<p>No, it's not a tinfoil hat to keep out the interest-rate cabal, but an appearance at a satellite-manufacturing plant. Photographer: Kiyoshi Ota/Bloomberg</p>

No, it's not a tinfoil hat to keep out the interest-rate cabal, but an appearance at a satellite-manufacturing plant. Photographer: Kiyoshi Ota/Bloomberg

It is possible that Turkish Prime Minister Recep Tayyip Erdogan will be undone not by the corruption probe he is suppressing, but by his fixation on low interest rates.

For several years Erdogan has been pushing the idea that higher interest rates are inherently bad, and indeed -- contrary to conventional economic theory -- cause inflation. His view is that the central bank's job should be to target a real-terms interest rate of zero.
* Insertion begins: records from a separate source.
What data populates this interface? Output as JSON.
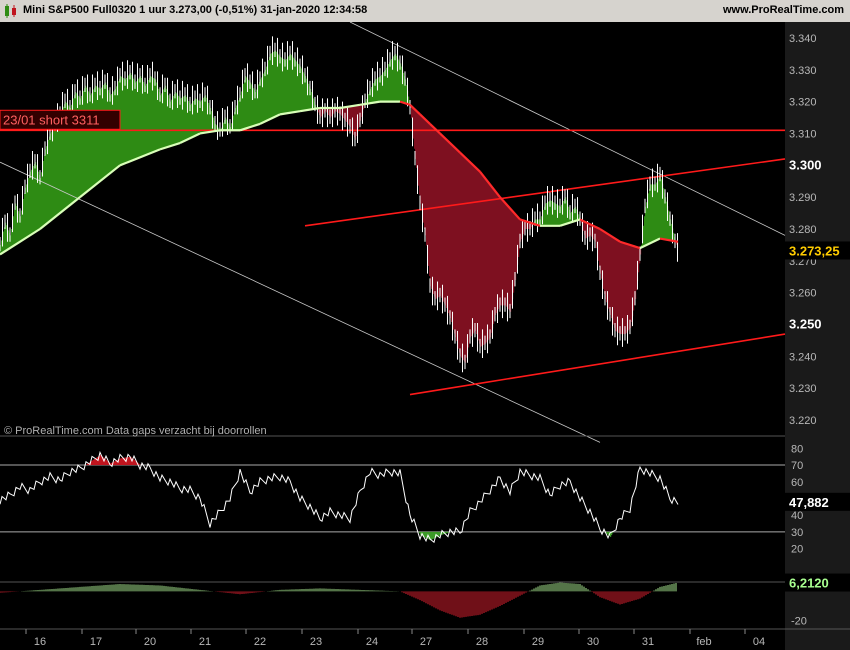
{
  "header": {
    "title": "Mini S&P500 Full0320 1 uur 3.273,00 (-0,51%) 31-jan-2020 12:34:58",
    "site": "www.ProRealTime.com"
  },
  "watermark": "© ProRealTime.com  Data gaps verzacht bij doorrollen",
  "annotation": "23/01 short 3311",
  "colors": {
    "background": "#000000",
    "price": "#ffffff",
    "above_ma": "#2e8b14",
    "below_ma": "#7e1020",
    "ma_up": "#d9ffb8",
    "ma_down": "#ff2a2a",
    "trendline": "#ff1a1a",
    "channel": "#c8c8c8",
    "axis_panel": "#1a1a1a"
  },
  "chart_data": [
    {
      "type": "line",
      "subtype": "hourly price with moving average cloud",
      "x": [
        "16",
        "17",
        "20",
        "21",
        "22",
        "23",
        "24",
        "27",
        "28",
        "29",
        "30",
        "31",
        "feb",
        "04"
      ],
      "ylim": [
        3215,
        3345
      ],
      "yticks": [
        "3.340",
        "3.330",
        "3.320",
        "3.310",
        "3.300",
        "3.290",
        "3.280",
        "3.270",
        "3.260",
        "3.250",
        "3.240",
        "3.230",
        "3.220"
      ],
      "bold_ticks": [
        "3.300",
        "3.250"
      ],
      "last_price_label": "3.273,25",
      "price_series": [
        [
          0,
          3275
        ],
        [
          5,
          3282
        ],
        [
          10,
          3278
        ],
        [
          15,
          3288
        ],
        [
          20,
          3284
        ],
        [
          25,
          3293
        ],
        [
          30,
          3298
        ],
        [
          35,
          3301
        ],
        [
          40,
          3296
        ],
        [
          45,
          3305
        ],
        [
          50,
          3310
        ],
        [
          55,
          3313
        ],
        [
          60,
          3316
        ],
        [
          65,
          3320
        ],
        [
          70,
          3318
        ],
        [
          75,
          3323
        ],
        [
          80,
          3321
        ],
        [
          85,
          3325
        ],
        [
          90,
          3322
        ],
        [
          95,
          3325
        ],
        [
          100,
          3324
        ],
        [
          105,
          3326
        ],
        [
          110,
          3322
        ],
        [
          115,
          3324
        ],
        [
          120,
          3328
        ],
        [
          125,
          3327
        ],
        [
          130,
          3329
        ],
        [
          135,
          3326
        ],
        [
          140,
          3328
        ],
        [
          145,
          3325
        ],
        [
          150,
          3328
        ],
        [
          155,
          3327
        ],
        [
          160,
          3322
        ],
        [
          165,
          3325
        ],
        [
          170,
          3320
        ],
        [
          175,
          3323
        ],
        [
          180,
          3321
        ],
        [
          185,
          3322
        ],
        [
          190,
          3319
        ],
        [
          195,
          3321
        ],
        [
          200,
          3320
        ],
        [
          205,
          3322
        ],
        [
          210,
          3318
        ],
        [
          215,
          3313
        ],
        [
          220,
          3311
        ],
        [
          225,
          3315
        ],
        [
          230,
          3312
        ],
        [
          235,
          3318
        ],
        [
          240,
          3322
        ],
        [
          245,
          3328
        ],
        [
          250,
          3326
        ],
        [
          255,
          3323
        ],
        [
          260,
          3327
        ],
        [
          265,
          3330
        ],
        [
          270,
          3335
        ],
        [
          275,
          3336
        ],
        [
          280,
          3334
        ],
        [
          285,
          3333
        ],
        [
          290,
          3335
        ],
        [
          295,
          3333
        ],
        [
          300,
          3331
        ],
        [
          305,
          3328
        ],
        [
          310,
          3324
        ],
        [
          315,
          3319
        ],
        [
          320,
          3315
        ],
        [
          325,
          3317
        ],
        [
          330,
          3315
        ],
        [
          335,
          3317
        ],
        [
          340,
          3316
        ],
        [
          345,
          3314
        ],
        [
          350,
          3312
        ],
        [
          355,
          3308
        ],
        [
          360,
          3314
        ],
        [
          365,
          3320
        ],
        [
          370,
          3324
        ],
        [
          375,
          3327
        ],
        [
          380,
          3328
        ],
        [
          385,
          3330
        ],
        [
          390,
          3333
        ],
        [
          395,
          3335
        ],
        [
          400,
          3332
        ],
        [
          405,
          3327
        ],
        [
          410,
          3318
        ],
        [
          415,
          3302
        ],
        [
          420,
          3288
        ],
        [
          425,
          3278
        ],
        [
          430,
          3262
        ],
        [
          435,
          3258
        ],
        [
          440,
          3259
        ],
        [
          445,
          3256
        ],
        [
          450,
          3252
        ],
        [
          455,
          3246
        ],
        [
          460,
          3240
        ],
        [
          465,
          3238
        ],
        [
          470,
          3246
        ],
        [
          475,
          3248
        ],
        [
          480,
          3243
        ],
        [
          485,
          3244
        ],
        [
          490,
          3246
        ],
        [
          495,
          3253
        ],
        [
          500,
          3256
        ],
        [
          505,
          3256
        ],
        [
          510,
          3254
        ],
        [
          515,
          3264
        ],
        [
          520,
          3276
        ],
        [
          525,
          3280
        ],
        [
          530,
          3280
        ],
        [
          535,
          3283
        ],
        [
          540,
          3283
        ],
        [
          545,
          3288
        ],
        [
          550,
          3289
        ],
        [
          555,
          3288
        ],
        [
          560,
          3287
        ],
        [
          565,
          3290
        ],
        [
          570,
          3285
        ],
        [
          575,
          3287
        ],
        [
          580,
          3283
        ],
        [
          585,
          3277
        ],
        [
          590,
          3278
        ],
        [
          595,
          3276
        ],
        [
          600,
          3266
        ],
        [
          605,
          3258
        ],
        [
          610,
          3253
        ],
        [
          615,
          3248
        ],
        [
          620,
          3247
        ],
        [
          625,
          3247
        ],
        [
          630,
          3249
        ],
        [
          635,
          3258
        ],
        [
          640,
          3272
        ],
        [
          645,
          3287
        ],
        [
          650,
          3294
        ],
        [
          655,
          3294
        ],
        [
          660,
          3297
        ],
        [
          665,
          3290
        ],
        [
          670,
          3283
        ],
        [
          675,
          3276
        ],
        [
          678,
          3273.25
        ]
      ],
      "ma_series": [
        [
          0,
          3272
        ],
        [
          40,
          3280
        ],
        [
          80,
          3290
        ],
        [
          120,
          3300
        ],
        [
          160,
          3305
        ],
        [
          180,
          3307
        ],
        [
          200,
          3310
        ],
        [
          220,
          3311
        ],
        [
          240,
          3311
        ],
        [
          260,
          3313
        ],
        [
          280,
          3316
        ],
        [
          300,
          3317
        ],
        [
          320,
          3318
        ],
        [
          340,
          3318
        ],
        [
          360,
          3319
        ],
        [
          380,
          3320
        ],
        [
          400,
          3320
        ],
        [
          410,
          3319
        ],
        [
          420,
          3316
        ],
        [
          430,
          3313
        ],
        [
          440,
          3310
        ],
        [
          460,
          3304
        ],
        [
          480,
          3298
        ],
        [
          500,
          3290
        ],
        [
          520,
          3283
        ],
        [
          540,
          3281
        ],
        [
          560,
          3281
        ],
        [
          580,
          3283
        ],
        [
          600,
          3280
        ],
        [
          620,
          3276
        ],
        [
          640,
          3274
        ],
        [
          660,
          3277
        ],
        [
          678,
          3276
        ]
      ],
      "trendlines": [
        {
          "name": "resistance",
          "points": [
            [
              305,
              3281
            ],
            [
              785,
              3302
            ]
          ]
        },
        {
          "name": "support",
          "points": [
            [
              410,
              3228
            ],
            [
              785,
              3247
            ]
          ]
        },
        {
          "name": "short level",
          "points": [
            [
              0,
              3311
            ],
            [
              785,
              3311
            ]
          ]
        }
      ],
      "channel_lines": [
        {
          "points": [
            [
              350,
              3345
            ],
            [
              785,
              3278
            ]
          ]
        },
        {
          "points": [
            [
              0,
              3301
            ],
            [
              600,
              3213
            ]
          ]
        }
      ]
    },
    {
      "type": "line",
      "subtype": "oscillator",
      "ylim": [
        0,
        85
      ],
      "yticks": [
        "80",
        "70",
        "60",
        "50",
        "40",
        "30",
        "20"
      ],
      "levels": [
        70,
        30
      ],
      "last_value_label": "47,882",
      "values": [
        [
          0,
          49
        ],
        [
          10,
          52
        ],
        [
          20,
          57
        ],
        [
          30,
          55
        ],
        [
          40,
          60
        ],
        [
          50,
          63
        ],
        [
          60,
          61
        ],
        [
          70,
          66
        ],
        [
          80,
          68
        ],
        [
          90,
          72
        ],
        [
          100,
          76
        ],
        [
          110,
          71
        ],
        [
          120,
          74
        ],
        [
          130,
          75
        ],
        [
          140,
          70
        ],
        [
          150,
          68
        ],
        [
          160,
          62
        ],
        [
          170,
          60
        ],
        [
          180,
          56
        ],
        [
          190,
          55
        ],
        [
          200,
          50
        ],
        [
          210,
          35
        ],
        [
          220,
          42
        ],
        [
          230,
          50
        ],
        [
          240,
          66
        ],
        [
          250,
          54
        ],
        [
          260,
          60
        ],
        [
          270,
          62
        ],
        [
          280,
          63
        ],
        [
          290,
          60
        ],
        [
          300,
          50
        ],
        [
          310,
          45
        ],
        [
          320,
          38
        ],
        [
          330,
          42
        ],
        [
          340,
          40
        ],
        [
          350,
          38
        ],
        [
          360,
          54
        ],
        [
          370,
          66
        ],
        [
          380,
          64
        ],
        [
          390,
          66
        ],
        [
          400,
          65
        ],
        [
          410,
          40
        ],
        [
          420,
          28
        ],
        [
          430,
          25
        ],
        [
          440,
          28
        ],
        [
          450,
          30
        ],
        [
          460,
          30
        ],
        [
          470,
          42
        ],
        [
          480,
          48
        ],
        [
          490,
          55
        ],
        [
          500,
          62
        ],
        [
          510,
          54
        ],
        [
          520,
          66
        ],
        [
          530,
          64
        ],
        [
          540,
          62
        ],
        [
          550,
          52
        ],
        [
          560,
          58
        ],
        [
          570,
          60
        ],
        [
          580,
          50
        ],
        [
          590,
          42
        ],
        [
          600,
          32
        ],
        [
          610,
          27
        ],
        [
          620,
          38
        ],
        [
          630,
          44
        ],
        [
          640,
          68
        ],
        [
          650,
          65
        ],
        [
          660,
          62
        ],
        [
          670,
          50
        ],
        [
          678,
          48
        ]
      ]
    },
    {
      "type": "bar",
      "subtype": "momentum histogram",
      "ylim": [
        -25,
        5
      ],
      "yticks": [
        "-20"
      ],
      "last_value_label": "6,2120",
      "values": [
        [
          0,
          -1
        ],
        [
          40,
          1
        ],
        [
          80,
          3
        ],
        [
          120,
          5
        ],
        [
          160,
          4
        ],
        [
          200,
          1
        ],
        [
          240,
          -2
        ],
        [
          280,
          1
        ],
        [
          320,
          2
        ],
        [
          360,
          1
        ],
        [
          400,
          0
        ],
        [
          420,
          -6
        ],
        [
          440,
          -13
        ],
        [
          460,
          -18
        ],
        [
          480,
          -16
        ],
        [
          500,
          -10
        ],
        [
          520,
          -3
        ],
        [
          540,
          4
        ],
        [
          560,
          6
        ],
        [
          580,
          5
        ],
        [
          600,
          -4
        ],
        [
          620,
          -9
        ],
        [
          640,
          -5
        ],
        [
          660,
          3
        ],
        [
          678,
          6
        ]
      ]
    }
  ]
}
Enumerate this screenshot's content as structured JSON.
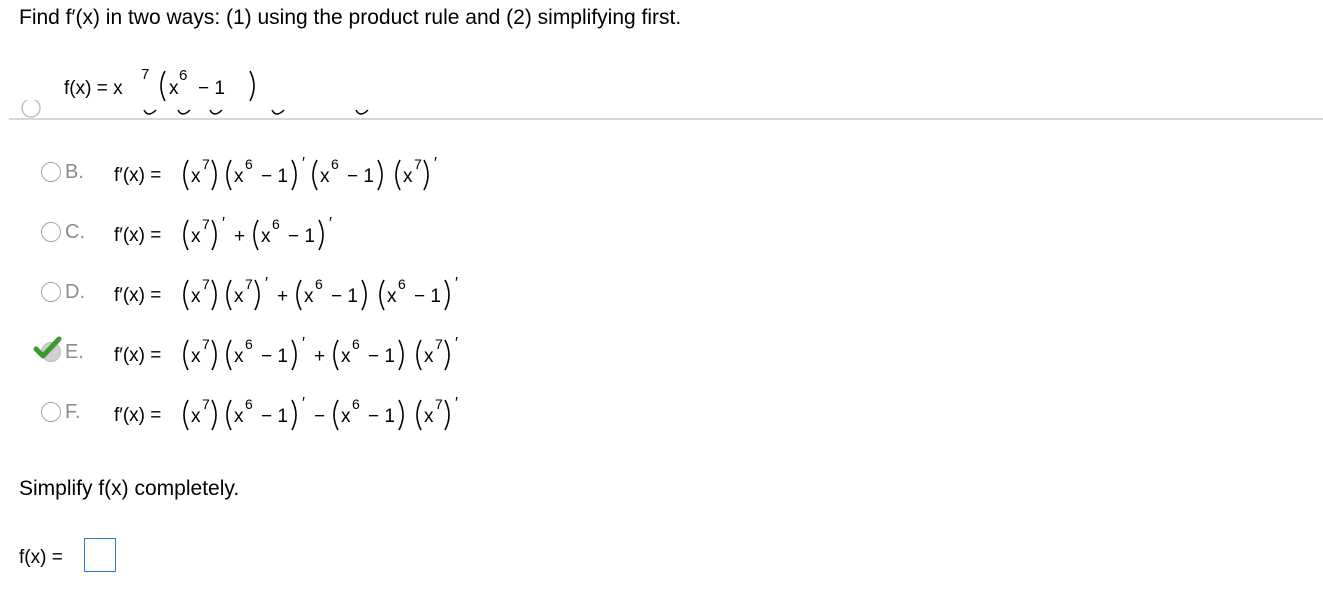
{
  "prompt": "Find f′(x) in two ways: (1) using the product rule and (2) simplifying first.",
  "given": {
    "lhs": "f(x) = x",
    "exp1": "7",
    "base2": "x",
    "exp2": "6",
    "tail": "− 1"
  },
  "options": [
    {
      "letter": "B.",
      "selected": false,
      "expression": "f′(x) = (x⁷) (x⁶ − 1)′(x⁶ − 1) (x⁷)′"
    },
    {
      "letter": "C.",
      "selected": false,
      "expression": "f′(x) = (x⁷)′ + (x⁶ − 1)′"
    },
    {
      "letter": "D.",
      "selected": false,
      "expression": "f′(x) = (x⁷) (x⁷)′ + (x⁶ − 1) (x⁶ − 1)′"
    },
    {
      "letter": "E.",
      "selected": true,
      "expression": "f′(x) = (x⁷) (x⁶ − 1)′ + (x⁶ − 1) (x⁷)′"
    },
    {
      "letter": "F.",
      "selected": false,
      "expression": "f′(x) = (x⁷) (x⁶ − 1)′ − (x⁶ − 1) (x⁷)′"
    }
  ],
  "instruction": "Simplify f(x) completely.",
  "answer": {
    "label": "f(x) =",
    "value": ""
  }
}
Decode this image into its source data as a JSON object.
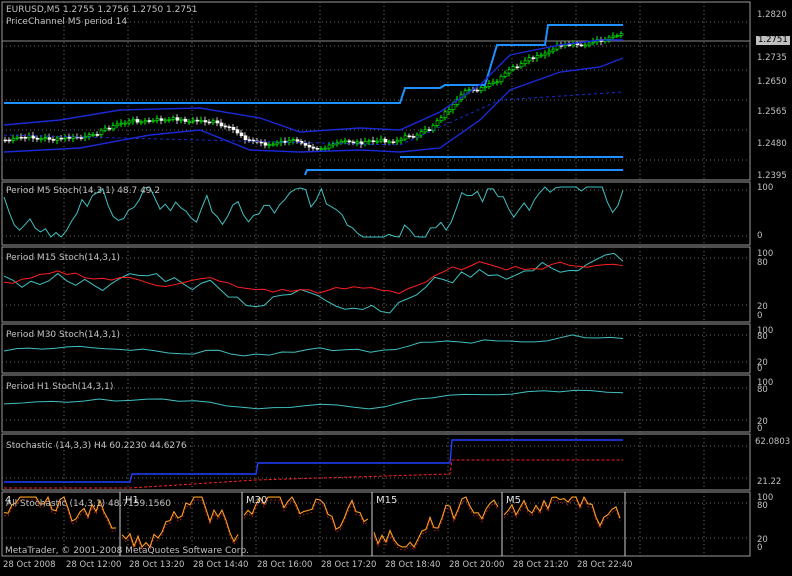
{
  "main": {
    "header": "EURUSD,M5  1.2755 1.2756 1.2750 1.2751",
    "indicator": "PriceChannel  M5  period 14",
    "price_ticks": [
      "1.2820",
      "1.2735",
      "1.2650",
      "1.2565",
      "1.2480",
      "1.2395"
    ],
    "current_price": "1.2751"
  },
  "panes": [
    {
      "label": "Period M5 Stoch(14,3,1) 48.7 49.2",
      "ticks": [
        "100",
        "0"
      ]
    },
    {
      "label": "Period M15 Stoch(14,3,1)",
      "ticks": [
        "100",
        "80",
        "20",
        "0"
      ]
    },
    {
      "label": "Period M30 Stoch(14,3,1)",
      "ticks": [
        "100",
        "80",
        "20",
        "0"
      ]
    },
    {
      "label": "Period H1 Stoch(14,3,1)",
      "ticks": [
        "100",
        "80",
        "20",
        "0"
      ]
    },
    {
      "label": "Stochastic (14,3,3) H4 60.2230 44.6276",
      "ticks": [
        "62.0803",
        "21.22"
      ]
    },
    {
      "label": "All Stochastic (14,3,1) 48.7159.1560",
      "ticks": [
        "100",
        "80",
        "20",
        "0"
      ]
    }
  ],
  "timeframes": [
    "4",
    "H1",
    "M30",
    "M15",
    "M5"
  ],
  "copyright": "MetaTrader, © 2001-2008 MetaQuotes Software Corp.",
  "time_axis": [
    "28 Oct 2008",
    "28 Oct 12:00",
    "28 Oct 13:20",
    "28 Oct 14:40",
    "28 Oct 16:00",
    "28 Oct 17:20",
    "28 Oct 18:40",
    "28 Oct 20:00",
    "28 Oct 21:20",
    "28 Oct 22:40"
  ],
  "colors": {
    "background": "#000000",
    "grid": "#6e6e6e",
    "frame": "#9a9a9a",
    "bull_candle": "#00ff00",
    "channel_outer": "#1e90ff",
    "channel_inner": "#1a2ad6",
    "stoch_main": "#40c0c0",
    "stoch_signal": "#ff2020",
    "all_stoch": "#ffa020"
  }
}
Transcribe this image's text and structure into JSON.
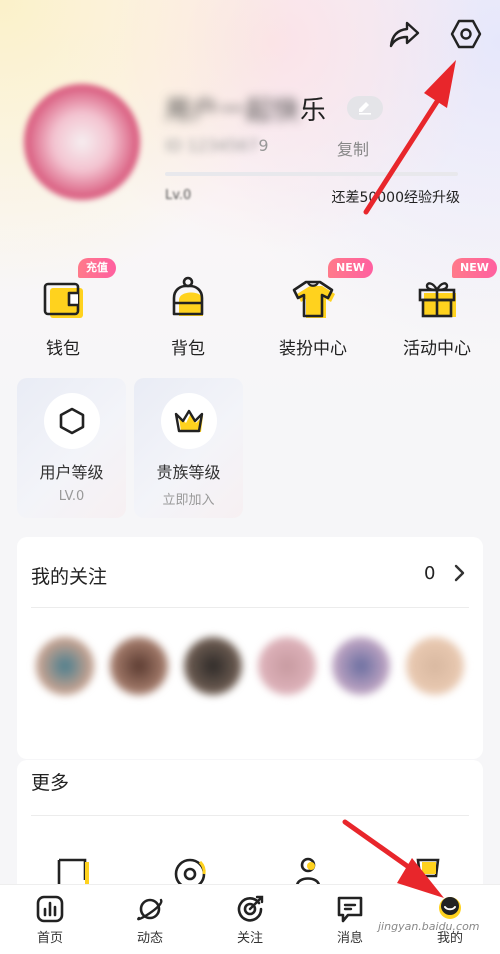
{
  "header": {
    "share_icon": "share-icon",
    "settings_icon": "settings-hex-icon"
  },
  "profile": {
    "name_blurred": "用户一起快",
    "name_tail": "乐",
    "uid_blurred": "ID 1234567",
    "uid_tail": "9",
    "copy_label": "复制",
    "level_blurred": "Lv.0",
    "upgrade_text": "还差50000经验升级",
    "exp_progress": 0
  },
  "actions": [
    {
      "label": "钱包",
      "icon": "wallet-icon",
      "badge": "充值"
    },
    {
      "label": "背包",
      "icon": "backpack-icon",
      "badge": ""
    },
    {
      "label": "装扮中心",
      "icon": "tshirt-icon",
      "badge": "NEW"
    },
    {
      "label": "活动中心",
      "icon": "gift-icon",
      "badge": "NEW"
    }
  ],
  "cards": [
    {
      "title": "用户等级",
      "sub": "LV.0",
      "icon": "hexagon-icon"
    },
    {
      "title": "贵族等级",
      "sub": "立即加入",
      "icon": "crown-icon"
    }
  ],
  "follow": {
    "title": "我的关注",
    "count": "0"
  },
  "more": {
    "title": "更多"
  },
  "tabs": [
    {
      "label": "首页",
      "icon": "chart-icon"
    },
    {
      "label": "动态",
      "icon": "planet-icon"
    },
    {
      "label": "关注",
      "icon": "target-icon"
    },
    {
      "label": "消息",
      "icon": "message-icon"
    },
    {
      "label": "我的",
      "icon": "profile-icon"
    }
  ],
  "watermark": "jingyan.baidu.com",
  "colors": {
    "accent_yellow": "#ffd21e",
    "badge_pink": "#ff6a94",
    "annotation_red": "#e8262b"
  }
}
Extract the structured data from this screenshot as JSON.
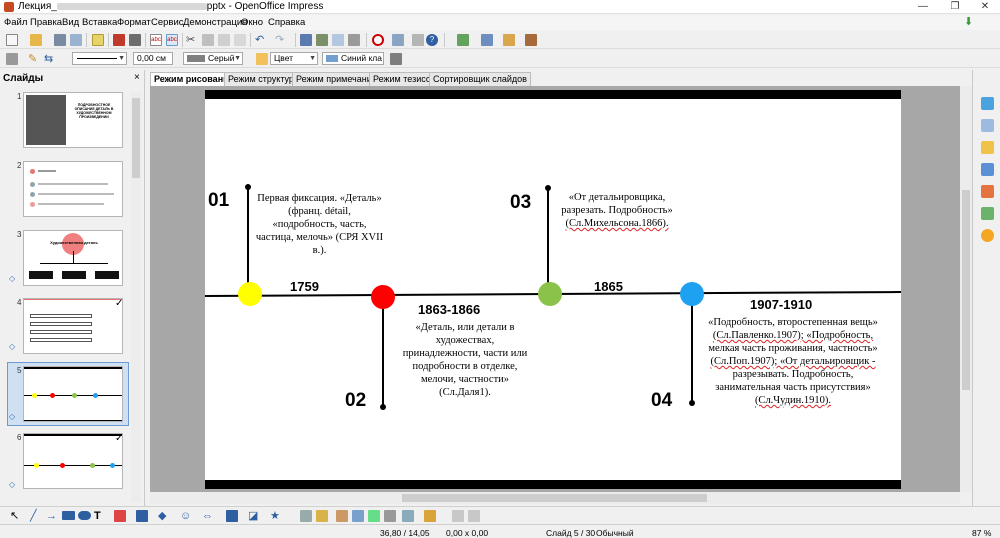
{
  "window": {
    "title_prefix": "Лекция_",
    "title_suffix": "pptx - OpenOffice Impress",
    "minimize": "—",
    "maximize": "❐",
    "close": "✕"
  },
  "menu": [
    "Файл",
    "Правка",
    "Вид",
    "Вставка",
    "Формат",
    "Сервис",
    "Демонстрация",
    "Окно",
    "Справка"
  ],
  "format_bar": {
    "line_width": "0,00 см",
    "line_color": "Серый",
    "area_style": "Цвет",
    "area_color": "Синий кла"
  },
  "slides_pane": {
    "title": "Слайды",
    "close": "×",
    "slides": [
      {
        "num": "1"
      },
      {
        "num": "2"
      },
      {
        "num": "3"
      },
      {
        "num": "4"
      },
      {
        "num": "5"
      },
      {
        "num": "6"
      }
    ],
    "thumb1_text": "ПОДРОБНОСТНОЕ ОПИСАНИЕ ДЕТАЛЬ В ХУДОЖЕСТВЕННОМ ПРОИЗВЕДЕНИИ",
    "thumb3_text": "Художественная деталь"
  },
  "tabs": [
    "Режим рисования",
    "Режим структуры",
    "Режим примечаний",
    "Режим тезисов",
    "Сортировщик слайдов"
  ],
  "slide": {
    "numbers": [
      "01",
      "02",
      "03",
      "04"
    ],
    "years": [
      "1759",
      "1863-1866",
      "1865",
      "1907-1910"
    ],
    "text01": [
      "Первая фиксация. «Деталь»",
      "(франц. détail,",
      "«подробность, часть,",
      "частица, мелочь» (СРЯ XVII",
      "в.)."
    ],
    "text02": [
      "«Деталь, или детали в",
      "художествах,",
      "принадлежности, части или",
      "подробности в отделке,",
      "мелочи, частности»",
      "(Сл.Даля1)."
    ],
    "text03": [
      "«От детальировщика,",
      "разрезать. Подробность»"
    ],
    "text03_ref": "(Сл.Михельсона.1866).",
    "text04": [
      "«Подробность, второстепенная вещь»"
    ],
    "text04_ref1": "(Сл.Павленко.1907); «Подробность,",
    "text04_mid": [
      "мелкая часть проживания, частность»"
    ],
    "text04_ref2": "(Сл.Поп.1907); «От детальировщик -",
    "text04_tail": [
      "разрезывать. Подробность,",
      "занимательная часть присутствия»"
    ],
    "text04_ref3": "(Сл.Чудин.1910).",
    "dot_colors": [
      "#ffff00",
      "#ff0000",
      "#8bc34a",
      "#1ea1f1"
    ]
  },
  "status": {
    "position": "36,80 / 14,05",
    "size": "0,00 x 0,00",
    "slide": "Слайд 5 / 30",
    "layout": "Обычный",
    "zoom": "87 %"
  }
}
This belief has been inconvenient for central bank chief Erdem Basci, who has had to find workarounds to raise rates and tighten liquidity in the market without lowering the bank's policy rate. He has done that remarkably well, in part by creating a band around the weekly repurchase rate in which to maneuver. Over time, though, Erdogan has tied himself to his odd theory on interest rates ever more tightly, insisting that economists, bankers and journalists who disagree with him are part of a global conspiracy to slow Turkish growth and score profits off higher Turkish rates.

It's worth quoting some of his ideas. “As we lower the market rate, inflation will be lower," he said in January 2012. He said to the Tukson business that: "In effect, we have to zero the real interest rate, this should be our goal, this is what we should achieve," so as not to "make money from money."

Last year, the Gezi Park protests became part of the conspiracy too. Now, so is the corruption investigation launched against members of his government and family by a group of religious conservatives who are former allies. So is anyone who criticizes his purging of the judicial system and police force in order to suppress the probe.

Erdogan's obsession threatens to do real economic harm. The Turkish lira is continuing its long downward slide, having lost 21 percent of its value over the last year already. That must lead to inflationary pressures, because it takes a growing number of lira to buy the same dollar or euro-denominated imports. Turkey has a chronically high current account deficit (currently 7.2 percent of gross domestic product) because it is in part an assembly economy, importing raw materials and semi-finished goods in order to manufacture and export finished ones. So there is a large capacity in Turkey to transmit this inflationary effect through the economy.

Inflation surprised economists in December by ticking upward to 7.4 percent, at a time when global commodity prices are subdued. The normal thing for a central bank to do at this point would be to start easing the main policy rate up from the current 4.5 percent, heading off inflation by putting a floor under the currency.

Perhaps Basci will surprise with a hike next week, but it seems unlikely: Erdogan has tied himself so tightly to the mast of his interest lobby conspiracy that to raise the policy rate now would look like a political defeat. In the short term, higher rates would also risk pushing growth lower. Morgan Stanley this week cut its 2014 growth forecast for Turkey to 2.9 percent, from 3.9 percent, due to political turmoil surrounding the corruption charges, and Erdogan can't afford a further slowdown. He needs to shore up voter support ahead of local and presidential elections, and Turkey's swing voters move with the economy, as in most countries. At best, Basci will resort to more workarounds.

Turks may forgive corruption allegations if the government is also overseeing strong economic growth. They won't, however, forgive Erdogan if his obsession with zero real interest rates leads to rising prices sucking money from their pockets, and if the central bank's ensuing hard stop to rein in inflation costs them jobs.

(Marc Champion is a Bloomberg View editorial board member. Follow him on Twitter.)